Then lets get the list of pods in the namespace:

ben@mynode1:~$ kubectl get pods
NAME                                                   READY   STATUS      RESTARTS       AGE
... truncated ...
mycronjob-27652200-7blsn                               0/1     Completed   0              18m

Then grab the logs from the pod to verify it ran:

ben@mynode1:~$ kubectl logs mycronjob-27652200-7blsn
.... logs like above ....
info: MyCronJob.Worker[0]
      Worker running at: 07/29/2022 21:51:43 +00:00
info: Microsoft.Hosting.Lifetime[0]
      Application started. Press Ctrl+C to shut down.
info: Microsoft.Hosting.Lifetime[0]
      Hosting environment: Production
info: Microsoft.Hosting.Lifetime[0]
      Content root path: /app
info: MyCronJob.Worker[0]
      Worker running at: 07/29/2022 21:51:44 +00:00
...

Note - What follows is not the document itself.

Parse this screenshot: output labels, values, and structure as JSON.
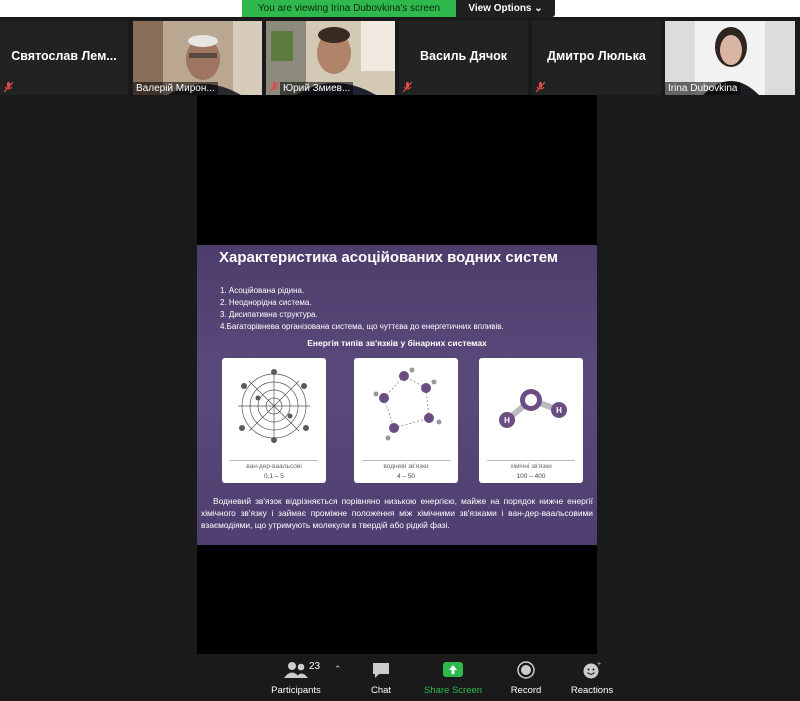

Conclusion

If you’ve made it this far, you’ve created a .NET Cron Job and scheduled it to run within Kubernetes! Using this project framework, you can set up this job to do anything you’d like on a schedule. You can also take this framework and implement a CI/CD pipeline around it for easy automated deployments. As I stated above, I’ll probably have a blog post soon covering the process of implementing that with Azure DevOps. As usuall, if there’s something wrong, or you even just have questions or suggestions for this blog post, please don’t hesitate to submit an issue here on Github.

Written by Ben Brougher who lives and works in the Pacific Northwest developing solutions to problems (usually with software). He graduated 2020 from Eastern Washington University as a Computer Science Major, Bachelor of Science (BS), and works engineering and developing software solutions in the enterprise telecommunications industry.

← Back to Blog Posts